▸ TASK DIRECTIONS: The answer must be every entry, given again word for word.

====== EXERCISE DATA

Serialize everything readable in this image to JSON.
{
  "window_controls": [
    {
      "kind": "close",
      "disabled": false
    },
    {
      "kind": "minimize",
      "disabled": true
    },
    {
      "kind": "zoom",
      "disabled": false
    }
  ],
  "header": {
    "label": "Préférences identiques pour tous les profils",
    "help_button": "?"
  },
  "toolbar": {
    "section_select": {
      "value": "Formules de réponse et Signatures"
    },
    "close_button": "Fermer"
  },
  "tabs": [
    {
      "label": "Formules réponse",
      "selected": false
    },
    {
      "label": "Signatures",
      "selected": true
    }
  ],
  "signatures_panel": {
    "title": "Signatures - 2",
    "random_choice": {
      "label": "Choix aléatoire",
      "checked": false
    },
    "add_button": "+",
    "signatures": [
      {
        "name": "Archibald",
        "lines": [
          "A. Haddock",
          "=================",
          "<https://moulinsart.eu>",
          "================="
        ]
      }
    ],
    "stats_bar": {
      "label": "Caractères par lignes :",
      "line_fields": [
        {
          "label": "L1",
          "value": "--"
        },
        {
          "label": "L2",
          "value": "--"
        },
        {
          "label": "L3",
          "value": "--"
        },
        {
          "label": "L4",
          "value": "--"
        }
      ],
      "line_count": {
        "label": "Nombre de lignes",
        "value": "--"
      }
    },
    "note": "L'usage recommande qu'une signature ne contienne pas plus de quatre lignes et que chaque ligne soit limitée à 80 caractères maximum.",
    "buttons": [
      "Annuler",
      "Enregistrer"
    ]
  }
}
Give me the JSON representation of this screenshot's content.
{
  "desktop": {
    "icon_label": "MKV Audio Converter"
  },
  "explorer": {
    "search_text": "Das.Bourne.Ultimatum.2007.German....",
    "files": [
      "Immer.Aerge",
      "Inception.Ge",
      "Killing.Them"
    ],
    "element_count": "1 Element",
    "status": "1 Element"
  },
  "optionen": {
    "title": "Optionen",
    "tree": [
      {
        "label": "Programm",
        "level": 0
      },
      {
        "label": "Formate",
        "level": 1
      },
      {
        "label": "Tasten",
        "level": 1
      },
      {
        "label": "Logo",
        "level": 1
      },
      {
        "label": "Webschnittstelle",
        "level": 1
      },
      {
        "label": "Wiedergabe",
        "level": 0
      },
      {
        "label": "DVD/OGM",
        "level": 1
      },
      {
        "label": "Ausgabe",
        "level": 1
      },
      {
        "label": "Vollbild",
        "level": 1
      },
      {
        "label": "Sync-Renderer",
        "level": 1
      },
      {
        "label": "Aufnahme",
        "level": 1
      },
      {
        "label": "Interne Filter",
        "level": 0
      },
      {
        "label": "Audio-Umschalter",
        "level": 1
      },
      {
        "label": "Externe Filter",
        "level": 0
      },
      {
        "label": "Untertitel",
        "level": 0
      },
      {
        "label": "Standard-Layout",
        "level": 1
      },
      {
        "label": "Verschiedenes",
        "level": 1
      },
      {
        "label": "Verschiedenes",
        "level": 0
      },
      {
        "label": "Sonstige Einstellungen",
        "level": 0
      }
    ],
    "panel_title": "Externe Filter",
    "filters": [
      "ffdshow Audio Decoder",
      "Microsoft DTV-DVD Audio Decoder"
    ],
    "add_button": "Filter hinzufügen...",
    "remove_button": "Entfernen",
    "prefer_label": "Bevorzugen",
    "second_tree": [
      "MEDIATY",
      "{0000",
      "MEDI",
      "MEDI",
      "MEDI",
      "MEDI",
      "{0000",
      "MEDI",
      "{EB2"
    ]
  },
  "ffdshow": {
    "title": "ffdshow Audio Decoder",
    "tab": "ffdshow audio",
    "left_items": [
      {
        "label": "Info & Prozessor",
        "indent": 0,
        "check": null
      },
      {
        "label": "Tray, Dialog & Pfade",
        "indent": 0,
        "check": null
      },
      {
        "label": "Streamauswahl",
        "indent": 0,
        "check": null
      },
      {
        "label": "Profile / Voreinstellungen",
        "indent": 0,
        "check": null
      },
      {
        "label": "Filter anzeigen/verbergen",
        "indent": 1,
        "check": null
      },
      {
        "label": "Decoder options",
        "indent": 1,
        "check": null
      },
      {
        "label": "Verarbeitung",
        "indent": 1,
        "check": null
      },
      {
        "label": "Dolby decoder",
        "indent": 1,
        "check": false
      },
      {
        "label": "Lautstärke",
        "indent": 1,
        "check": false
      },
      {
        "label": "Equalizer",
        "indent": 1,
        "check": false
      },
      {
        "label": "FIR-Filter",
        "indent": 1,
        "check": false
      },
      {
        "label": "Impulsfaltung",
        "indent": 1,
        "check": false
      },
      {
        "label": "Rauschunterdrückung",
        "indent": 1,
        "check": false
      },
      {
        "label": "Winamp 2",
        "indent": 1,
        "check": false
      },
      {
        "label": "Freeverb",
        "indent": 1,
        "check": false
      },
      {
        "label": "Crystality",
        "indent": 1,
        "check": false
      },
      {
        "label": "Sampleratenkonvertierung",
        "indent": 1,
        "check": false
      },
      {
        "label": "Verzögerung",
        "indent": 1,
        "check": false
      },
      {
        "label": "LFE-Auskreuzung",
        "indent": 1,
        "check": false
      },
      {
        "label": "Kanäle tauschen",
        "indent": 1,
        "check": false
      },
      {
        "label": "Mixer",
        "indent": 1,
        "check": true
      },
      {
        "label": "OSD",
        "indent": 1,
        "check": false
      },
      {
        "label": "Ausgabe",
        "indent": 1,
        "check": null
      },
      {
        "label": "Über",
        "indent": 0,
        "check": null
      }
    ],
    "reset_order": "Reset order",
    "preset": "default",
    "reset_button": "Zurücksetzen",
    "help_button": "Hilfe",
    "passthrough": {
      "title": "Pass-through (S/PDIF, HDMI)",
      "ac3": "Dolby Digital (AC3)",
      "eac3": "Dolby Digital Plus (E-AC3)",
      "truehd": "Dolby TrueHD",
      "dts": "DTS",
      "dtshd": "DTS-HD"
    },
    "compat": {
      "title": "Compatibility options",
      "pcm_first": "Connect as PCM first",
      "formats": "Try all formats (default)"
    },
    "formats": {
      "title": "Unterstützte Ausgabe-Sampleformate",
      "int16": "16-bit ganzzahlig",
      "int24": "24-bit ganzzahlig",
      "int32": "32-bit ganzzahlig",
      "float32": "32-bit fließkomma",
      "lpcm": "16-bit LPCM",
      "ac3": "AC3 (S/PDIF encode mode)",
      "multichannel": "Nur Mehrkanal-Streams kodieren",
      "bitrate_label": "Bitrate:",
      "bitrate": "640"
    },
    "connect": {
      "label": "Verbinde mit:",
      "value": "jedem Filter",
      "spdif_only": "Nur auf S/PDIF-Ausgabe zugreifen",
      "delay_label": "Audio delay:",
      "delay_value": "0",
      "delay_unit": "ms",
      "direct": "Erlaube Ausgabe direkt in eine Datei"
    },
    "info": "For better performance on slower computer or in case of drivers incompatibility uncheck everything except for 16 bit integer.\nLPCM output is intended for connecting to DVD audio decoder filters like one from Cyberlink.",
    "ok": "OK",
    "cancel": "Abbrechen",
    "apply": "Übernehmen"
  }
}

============

▸ TASK RESULT:
Serialize everything readable in this image to JSON.
{
  "window_controls": [
    {
      "kind": "close",
      "disabled": false
    },
    {
      "kind": "minimize",
      "disabled": true
    },
    {
      "kind": "zoom",
      "disabled": false
    }
  ],
  "header": {
    "label": "Préférences identiques pour tous les profils",
    "help_button": "?"
  },
  "toolbar": {
    "section_select": {
      "value": "Formules de réponse et Signatures"
    },
    "close_button": "Fermer"
  },
  "tabs": [
    {
      "label": "Formules réponse",
      "selected": false
    },
    {
      "label": "Signatures",
      "selected": true
    }
  ],
  "signatures_panel": {
    "title": "Signatures - 2",
    "random_choice": {
      "label": "Choix aléatoire",
      "checked": false
    },
    "add_button": "+",
    "signatures": [
      {
        "name": "Archibald",
        "lines": [
          "A. Haddock",
          "=================",
          "<https://moulinsart.eu>",
          "================="
        ]
      }
    ],
    "stats_bar": {
      "label": "Caractères par lignes :",
      "line_fields": [
        {
          "label": "L1",
          "value": "--"
        },
        {
          "label": "L2",
          "value": "--"
        },
        {
          "label": "L3",
          "value": "--"
        },
        {
          "label": "L4",
          "value": "--"
        }
      ],
      "line_count": {
        "label": "Nombre de lignes",
        "value": "--"
      }
    },
    "note": "L'usage recommande qu'une signature ne contienne pas plus de quatre lignes et que chaque ligne soit limitée à 80 caractères maximum.",
    "buttons": [
      "Annuler",
      "Enregistrer"
    ]
  }
}
Give me the JSON representation of this screenshot's content.
{
  "desktop": {
    "icon_label": "MKV Audio Converter"
  },
  "explorer": {
    "search_text": "Das.Bourne.Ultimatum.2007.German....",
    "files": [
      "Immer.Aerge",
      "Inception.Ge",
      "Killing.Them"
    ],
    "element_count": "1 Element",
    "status": "1 Element"
  },
  "optionen": {
    "title": "Optionen",
    "tree": [
      {
        "label": "Programm",
        "level": 0
      },
      {
        "label": "Formate",
        "level": 1
      },
      {
        "label": "Tasten",
        "level": 1
      },
      {
        "label": "Logo",
        "level": 1
      },
      {
        "label": "Webschnittstelle",
        "level": 1
      },
      {
        "label": "Wiedergabe",
        "level": 0
      },
      {
        "label": "DVD/OGM",
        "level": 1
      },
      {
        "label": "Ausgabe",
        "level": 1
      },
      {
        "label": "Vollbild",
        "level": 1
      },
      {
        "label": "Sync-Renderer",
        "level": 1
      },
      {
        "label": "Aufnahme",
        "level": 1
      },
      {
        "label": "Interne Filter",
        "level": 0
      },
      {
        "label": "Audio-Umschalter",
        "level": 1
      },
      {
        "label": "Externe Filter",
        "level": 0
      },
      {
        "label": "Untertitel",
        "level": 0
      },
      {
        "label": "Standard-Layout",
        "level": 1
      },
      {
        "label": "Verschiedenes",
        "level": 1
      },
      {
        "label": "Verschiedenes",
        "level": 0
      },
      {
        "label": "Sonstige Einstellungen",
        "level": 0
      }
    ],
    "panel_title": "Externe Filter",
    "filters": [
      "ffdshow Audio Decoder",
      "Microsoft DTV-DVD Audio Decoder"
    ],
    "add_button": "Filter hinzufügen...",
    "remove_button": "Entfernen",
    "prefer_label": "Bevorzugen",
    "second_tree": [
      "MEDIATY",
      "{0000",
      "MEDI",
      "MEDI",
      "MEDI",
      "MEDI",
      "{0000",
      "MEDI",
      "{EB2"
    ]
  },
  "ffdshow": {
    "title": "ffdshow Audio Decoder",
    "tab": "ffdshow audio",
    "left_items": [
      {
        "label": "Info & Prozessor",
        "indent": 0,
        "check": null
      },
      {
        "label": "Tray, Dialog & Pfade",
        "indent": 0,
        "check": null
      },
      {
        "label": "Streamauswahl",
        "indent": 0,
        "check": null
      },
      {
        "label": "Profile / Voreinstellungen",
        "indent": 0,
        "check": null
      },
      {
        "label": "Filter anzeigen/verbergen",
        "indent": 1,
        "check": null
      },
      {
        "label": "Decoder options",
        "indent": 1,
        "check": null
      },
      {
        "label": "Verarbeitung",
        "indent": 1,
        "check": null
      },
      {
        "label": "Dolby decoder",
        "indent": 1,
        "check": false
      },
      {
        "label": "Lautstärke",
        "indent": 1,
        "check": false
      },
      {
        "label": "Equalizer",
        "indent": 1,
        "check": false
      },
      {
        "label": "FIR-Filter",
        "indent": 1,
        "check": false
      },
      {
        "label": "Impulsfaltung",
        "indent": 1,
        "check": false
      },
      {
        "label": "Rauschunterdrückung",
        "indent": 1,
        "check": false
      },
      {
        "label": "Winamp 2",
        "indent": 1,
        "check": false
      },
      {
        "label": "Freeverb",
        "indent": 1,
        "check": false
      },
      {
        "label": "Crystality",
        "indent": 1,
        "check": false
      },
      {
        "label": "Sampleratenkonvertierung",
        "indent": 1,
        "check": false
      },
      {
        "label": "Verzögerung",
        "indent": 1,
        "check": false
      },
      {
        "label": "LFE-Auskreuzung",
        "indent": 1,
        "check": false
      },
      {
        "label": "Kanäle tauschen",
        "indent": 1,
        "check": false
      },
      {
        "label": "Mixer",
        "indent": 1,
        "check": true
      },
      {
        "label": "OSD",
        "indent": 1,
        "check": false
      },
      {
        "label": "Ausgabe",
        "indent": 1,
        "check": null
      },
      {
        "label": "Über",
        "indent": 0,
        "check": null
      }
    ],
    "reset_order": "Reset order",
    "preset": "default",
    "reset_button": "Zurücksetzen",
    "help_button": "Hilfe",
    "passthrough": {
      "title": "Pass-through (S/PDIF, HDMI)",
      "ac3": "Dolby Digital (AC3)",
      "eac3": "Dolby Digital Plus (E-AC3)",
      "truehd": "Dolby TrueHD",
      "dts": "DTS",
      "dtshd": "DTS-HD"
    },
    "compat": {
      "title": "Compatibility options",
      "pcm_first": "Connect as PCM first",
      "formats": "Try all formats (default)"
    },
    "formats": {
      "title": "Unterstützte Ausgabe-Sampleformate",
      "int16": "16-bit ganzzahlig",
      "int24": "24-bit ganzzahlig",
      "int32": "32-bit ganzzahlig",
      "float32": "32-bit fließkomma",
      "lpcm": "16-bit LPCM",
      "ac3": "AC3 (S/PDIF encode mode)",
      "multichannel": "Nur Mehrkanal-Streams kodieren",
      "bitrate_label": "Bitrate:",
      "bitrate": "640"
    },
    "connect": {
      "label": "Verbinde mit:",
      "value": "jedem Filter",
      "spdif_only": "Nur auf S/PDIF-Ausgabe zugreifen",
      "delay_label": "Audio delay:",
      "delay_value": "0",
      "delay_unit": "ms",
      "direct": "Erlaube Ausgabe direkt in eine Datei"
    },
    "info": "For better performance on slower computer or in case of drivers incompatibility uncheck everything except for 16 bit integer.\nLPCM output is intended for connecting to DVD audio decoder filters like one from Cyberlink.",
    "ok": "OK",
    "cancel": "Abbrechen",
    "apply": "Übernehmen"
  }
}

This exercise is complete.